Work through the entries that follow and state how many lines contain the word "МАГАЗИН". Only the number is wanted.

*** Opening DATA SUPPLIED ***

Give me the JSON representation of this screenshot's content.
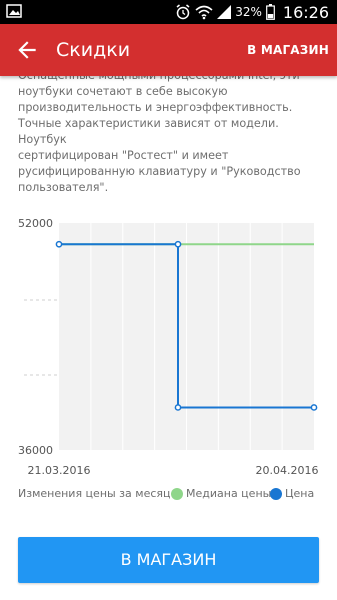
{
  "status_bar": {
    "battery_percent": "32%",
    "time": "16:26",
    "icons": [
      "image-icon",
      "alarm-icon",
      "wifi-icon",
      "signal-icon",
      "battery-icon"
    ]
  },
  "app_bar": {
    "title": "Скидки",
    "shop_button": "В МАГАЗИН"
  },
  "description": {
    "line0": "Оснащенные мощными процессорами Intel, эти",
    "line1": "ноутбуки сочетают в себе высокую",
    "line2": "производительность и энергоэффективность.",
    "line3": "Точные характеристики зависят от модели.  Ноутбук",
    "line4": "сертифицирован \"Ростест\" и имеет",
    "line5": "русифицированную клавиатуру и \"Руководство",
    "line6": "пользователя\"."
  },
  "chart_data": {
    "type": "line",
    "ylim": [
      36000,
      52000
    ],
    "y_ticks": [
      "52000",
      "36000"
    ],
    "x_tick_labels": [
      "21.03.2016",
      "20.04.2016"
    ],
    "series": [
      {
        "name": "Медиана цены",
        "color": "#8fd68a",
        "points": [
          [
            "2016-03-21",
            50500
          ],
          [
            "2016-04-20",
            50500
          ]
        ]
      },
      {
        "name": "Цена",
        "color": "#1976d2",
        "points": [
          [
            "2016-03-21",
            50500
          ],
          [
            "2016-04-04",
            50500
          ],
          [
            "2016-04-04",
            39000
          ],
          [
            "2016-04-20",
            39000
          ]
        ]
      }
    ]
  },
  "legend": {
    "caption": "Изменения цены за месяц",
    "median_label": "Медиана цены",
    "price_label": "Цена"
  },
  "colors": {
    "app_bar": "#d32f2f",
    "cta": "#2196f3",
    "median": "#8fd68a",
    "price": "#1976d2"
  },
  "cta_button": "В МАГАЗИН"
}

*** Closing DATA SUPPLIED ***

* [EXERCISE RESPONSE]: 2